Start of Block

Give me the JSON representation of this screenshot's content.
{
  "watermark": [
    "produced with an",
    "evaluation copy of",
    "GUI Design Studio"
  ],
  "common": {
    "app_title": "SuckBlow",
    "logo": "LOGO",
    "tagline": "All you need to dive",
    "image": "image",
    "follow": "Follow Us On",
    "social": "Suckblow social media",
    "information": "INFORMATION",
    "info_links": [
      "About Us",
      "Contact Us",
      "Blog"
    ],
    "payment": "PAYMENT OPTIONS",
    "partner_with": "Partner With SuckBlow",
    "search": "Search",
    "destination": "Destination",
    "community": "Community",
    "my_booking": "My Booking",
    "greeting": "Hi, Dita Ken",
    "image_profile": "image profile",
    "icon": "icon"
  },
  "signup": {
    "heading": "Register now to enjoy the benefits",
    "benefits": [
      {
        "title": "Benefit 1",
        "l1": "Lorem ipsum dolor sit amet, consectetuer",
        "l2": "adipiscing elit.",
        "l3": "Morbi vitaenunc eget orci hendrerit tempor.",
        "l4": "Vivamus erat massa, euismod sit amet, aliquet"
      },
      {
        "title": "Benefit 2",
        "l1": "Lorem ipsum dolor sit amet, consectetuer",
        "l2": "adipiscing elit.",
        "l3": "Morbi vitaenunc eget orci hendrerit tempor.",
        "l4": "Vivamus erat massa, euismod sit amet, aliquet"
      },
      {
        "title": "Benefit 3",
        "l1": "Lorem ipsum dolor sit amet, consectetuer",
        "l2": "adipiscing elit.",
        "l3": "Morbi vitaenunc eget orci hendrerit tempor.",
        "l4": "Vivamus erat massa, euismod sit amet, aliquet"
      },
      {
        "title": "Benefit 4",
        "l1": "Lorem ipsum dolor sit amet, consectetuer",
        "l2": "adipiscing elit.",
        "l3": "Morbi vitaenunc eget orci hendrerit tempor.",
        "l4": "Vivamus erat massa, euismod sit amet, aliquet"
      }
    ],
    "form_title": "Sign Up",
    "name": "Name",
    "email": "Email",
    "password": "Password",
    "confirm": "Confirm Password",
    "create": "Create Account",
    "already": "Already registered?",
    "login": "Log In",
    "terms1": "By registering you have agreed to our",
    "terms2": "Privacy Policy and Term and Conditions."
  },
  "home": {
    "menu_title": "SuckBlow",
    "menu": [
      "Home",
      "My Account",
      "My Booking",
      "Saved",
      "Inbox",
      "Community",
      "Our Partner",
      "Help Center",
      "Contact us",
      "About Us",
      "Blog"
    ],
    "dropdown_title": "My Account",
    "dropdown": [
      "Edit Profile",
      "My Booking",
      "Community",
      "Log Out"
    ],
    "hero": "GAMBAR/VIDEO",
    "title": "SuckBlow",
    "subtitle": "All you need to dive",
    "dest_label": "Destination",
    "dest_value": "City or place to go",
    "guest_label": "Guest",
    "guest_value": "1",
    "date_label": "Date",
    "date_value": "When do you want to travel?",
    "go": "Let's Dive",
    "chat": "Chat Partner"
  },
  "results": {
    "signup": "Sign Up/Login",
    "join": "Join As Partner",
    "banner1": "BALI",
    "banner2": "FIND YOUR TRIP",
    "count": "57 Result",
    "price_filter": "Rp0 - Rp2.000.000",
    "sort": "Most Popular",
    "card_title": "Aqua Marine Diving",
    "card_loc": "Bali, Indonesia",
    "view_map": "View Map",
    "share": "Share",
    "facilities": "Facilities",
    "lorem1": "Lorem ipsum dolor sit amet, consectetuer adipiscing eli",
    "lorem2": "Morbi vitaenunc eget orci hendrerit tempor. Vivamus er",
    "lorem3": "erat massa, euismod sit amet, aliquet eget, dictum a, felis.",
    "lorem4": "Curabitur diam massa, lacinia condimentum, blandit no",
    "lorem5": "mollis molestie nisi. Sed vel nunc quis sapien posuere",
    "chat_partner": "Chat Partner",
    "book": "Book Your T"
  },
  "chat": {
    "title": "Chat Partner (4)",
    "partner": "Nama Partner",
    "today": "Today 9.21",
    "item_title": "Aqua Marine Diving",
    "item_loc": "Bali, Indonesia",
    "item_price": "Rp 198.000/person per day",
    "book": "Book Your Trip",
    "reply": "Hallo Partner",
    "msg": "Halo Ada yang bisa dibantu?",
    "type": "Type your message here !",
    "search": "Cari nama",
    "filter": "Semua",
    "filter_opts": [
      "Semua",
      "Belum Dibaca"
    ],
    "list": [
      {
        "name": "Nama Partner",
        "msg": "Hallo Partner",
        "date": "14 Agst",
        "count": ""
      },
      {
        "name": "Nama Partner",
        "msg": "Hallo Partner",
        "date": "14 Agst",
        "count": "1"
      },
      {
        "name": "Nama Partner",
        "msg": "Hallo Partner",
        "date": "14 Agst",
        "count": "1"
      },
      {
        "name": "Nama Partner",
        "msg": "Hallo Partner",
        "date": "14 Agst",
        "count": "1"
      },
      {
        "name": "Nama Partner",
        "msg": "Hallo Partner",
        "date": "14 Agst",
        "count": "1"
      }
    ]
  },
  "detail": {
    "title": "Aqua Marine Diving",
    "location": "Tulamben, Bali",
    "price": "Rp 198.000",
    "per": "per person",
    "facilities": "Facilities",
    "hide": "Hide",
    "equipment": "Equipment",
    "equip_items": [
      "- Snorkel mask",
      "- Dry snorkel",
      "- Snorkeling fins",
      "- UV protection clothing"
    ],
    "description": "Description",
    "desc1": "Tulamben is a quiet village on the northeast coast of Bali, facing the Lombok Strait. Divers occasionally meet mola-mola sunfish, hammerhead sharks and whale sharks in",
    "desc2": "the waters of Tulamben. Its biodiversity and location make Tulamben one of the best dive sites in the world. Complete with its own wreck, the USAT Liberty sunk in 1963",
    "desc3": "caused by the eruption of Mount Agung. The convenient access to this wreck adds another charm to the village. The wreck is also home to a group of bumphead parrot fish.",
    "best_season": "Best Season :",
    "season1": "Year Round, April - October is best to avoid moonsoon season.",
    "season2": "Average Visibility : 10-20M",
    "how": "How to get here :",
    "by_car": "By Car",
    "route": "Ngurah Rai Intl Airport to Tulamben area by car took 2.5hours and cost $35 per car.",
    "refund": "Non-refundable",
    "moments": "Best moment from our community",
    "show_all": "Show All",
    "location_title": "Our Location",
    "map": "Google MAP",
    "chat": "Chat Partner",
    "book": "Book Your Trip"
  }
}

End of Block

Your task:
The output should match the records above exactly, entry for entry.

Solution for this task:
Give me the JSON representation of this screenshot's content.
{
  "watermark": [
    "produced with an",
    "evaluation copy of",
    "GUI Design Studio"
  ],
  "common": {
    "app_title": "SuckBlow",
    "logo": "LOGO",
    "tagline": "All you need to dive",
    "image": "image",
    "follow": "Follow Us On",
    "social": "Suckblow social media",
    "information": "INFORMATION",
    "info_links": [
      "About Us",
      "Contact Us",
      "Blog"
    ],
    "payment": "PAYMENT OPTIONS",
    "partner_with": "Partner With SuckBlow",
    "search": "Search",
    "destination": "Destination",
    "community": "Community",
    "my_booking": "My Booking",
    "greeting": "Hi, Dita Ken",
    "image_profile": "image profile",
    "icon": "icon"
  },
  "signup": {
    "heading": "Register now to enjoy the benefits",
    "benefits": [
      {
        "title": "Benefit 1",
        "l1": "Lorem ipsum dolor sit amet, consectetuer",
        "l2": "adipiscing elit.",
        "l3": "Morbi vitaenunc eget orci hendrerit tempor.",
        "l4": "Vivamus erat massa, euismod sit amet, aliquet"
      },
      {
        "title": "Benefit 2",
        "l1": "Lorem ipsum dolor sit amet, consectetuer",
        "l2": "adipiscing elit.",
        "l3": "Morbi vitaenunc eget orci hendrerit tempor.",
        "l4": "Vivamus erat massa, euismod sit amet, aliquet"
      },
      {
        "title": "Benefit 3",
        "l1": "Lorem ipsum dolor sit amet, consectetuer",
        "l2": "adipiscing elit.",
        "l3": "Morbi vitaenunc eget orci hendrerit tempor.",
        "l4": "Vivamus erat massa, euismod sit amet, aliquet"
      },
      {
        "title": "Benefit 4",
        "l1": "Lorem ipsum dolor sit amet, consectetuer",
        "l2": "adipiscing elit.",
        "l3": "Morbi vitaenunc eget orci hendrerit tempor.",
        "l4": "Vivamus erat massa, euismod sit amet, aliquet"
      }
    ],
    "form_title": "Sign Up",
    "name": "Name",
    "email": "Email",
    "password": "Password",
    "confirm": "Confirm Password",
    "create": "Create Account",
    "already": "Already registered?",
    "login": "Log In",
    "terms1": "By registering you have agreed to our",
    "terms2": "Privacy Policy and Term and Conditions."
  },
  "home": {
    "menu_title": "SuckBlow",
    "menu": [
      "Home",
      "My Account",
      "My Booking",
      "Saved",
      "Inbox",
      "Community",
      "Our Partner",
      "Help Center",
      "Contact us",
      "About Us",
      "Blog"
    ],
    "dropdown_title": "My Account",
    "dropdown": [
      "Edit Profile",
      "My Booking",
      "Community",
      "Log Out"
    ],
    "hero": "GAMBAR/VIDEO",
    "title": "SuckBlow",
    "subtitle": "All you need to dive",
    "dest_label": "Destination",
    "dest_value": "City or place to go",
    "guest_label": "Guest",
    "guest_value": "1",
    "date_label": "Date",
    "date_value": "When do you want to travel?",
    "go": "Let's Dive",
    "chat": "Chat Partner"
  },
  "results": {
    "signup": "Sign Up/Login",
    "join": "Join As Partner",
    "banner1": "BALI",
    "banner2": "FIND YOUR TRIP",
    "count": "57 Result",
    "price_filter": "Rp0 - Rp2.000.000",
    "sort": "Most Popular",
    "card_title": "Aqua Marine Diving",
    "card_loc": "Bali, Indonesia",
    "view_map": "View Map",
    "share": "Share",
    "facilities": "Facilities",
    "lorem1": "Lorem ipsum dolor sit amet, consectetuer adipiscing eli",
    "lorem2": "Morbi vitaenunc eget orci hendrerit tempor. Vivamus er",
    "lorem3": "erat massa, euismod sit amet, aliquet eget, dictum a, felis.",
    "lorem4": "Curabitur diam massa, lacinia condimentum, blandit no",
    "lorem5": "mollis molestie nisi. Sed vel nunc quis sapien posuere",
    "chat_partner": "Chat Partner",
    "book": "Book Your T"
  },
  "chat": {
    "title": "Chat Partner (4)",
    "partner": "Nama Partner",
    "today": "Today 9.21",
    "item_title": "Aqua Marine Diving",
    "item_loc": "Bali, Indonesia",
    "item_price": "Rp 198.000/person per day",
    "book": "Book Your Trip",
    "reply": "Hallo Partner",
    "msg": "Halo Ada yang bisa dibantu?",
    "type": "Type your message here !",
    "search": "Cari nama",
    "filter": "Semua",
    "filter_opts": [
      "Semua",
      "Belum Dibaca"
    ],
    "list": [
      {
        "name": "Nama Partner",
        "msg": "Hallo Partner",
        "date": "14 Agst",
        "count": ""
      },
      {
        "name": "Nama Partner",
        "msg": "Hallo Partner",
        "date": "14 Agst",
        "count": "1"
      },
      {
        "name": "Nama Partner",
        "msg": "Hallo Partner",
        "date": "14 Agst",
        "count": "1"
      },
      {
        "name": "Nama Partner",
        "msg": "Hallo Partner",
        "date": "14 Agst",
        "count": "1"
      },
      {
        "name": "Nama Partner",
        "msg": "Hallo Partner",
        "date": "14 Agst",
        "count": "1"
      }
    ]
  },
  "detail": {
    "title": "Aqua Marine Diving",
    "location": "Tulamben, Bali",
    "price": "Rp 198.000",
    "per": "per person",
    "facilities": "Facilities",
    "hide": "Hide",
    "equipment": "Equipment",
    "equip_items": [
      "- Snorkel mask",
      "- Dry snorkel",
      "- Snorkeling fins",
      "- UV protection clothing"
    ],
    "description": "Description",
    "desc1": "Tulamben is a quiet village on the northeast coast of Bali, facing the Lombok Strait. Divers occasionally meet mola-mola sunfish, hammerhead sharks and whale sharks in",
    "desc2": "the waters of Tulamben. Its biodiversity and location make Tulamben one of the best dive sites in the world. Complete with its own wreck, the USAT Liberty sunk in 1963",
    "desc3": "caused by the eruption of Mount Agung. The convenient access to this wreck adds another charm to the village. The wreck is also home to a group of bumphead parrot fish.",
    "best_season": "Best Season :",
    "season1": "Year Round, April - October is best to avoid moonsoon season.",
    "season2": "Average Visibility : 10-20M",
    "how": "How to get here :",
    "by_car": "By Car",
    "route": "Ngurah Rai Intl Airport to Tulamben area by car took 2.5hours and cost $35 per car.",
    "refund": "Non-refundable",
    "moments": "Best moment from our community",
    "show_all": "Show All",
    "location_title": "Our Location",
    "map": "Google MAP",
    "chat": "Chat Partner",
    "book": "Book Your Trip"
  }
}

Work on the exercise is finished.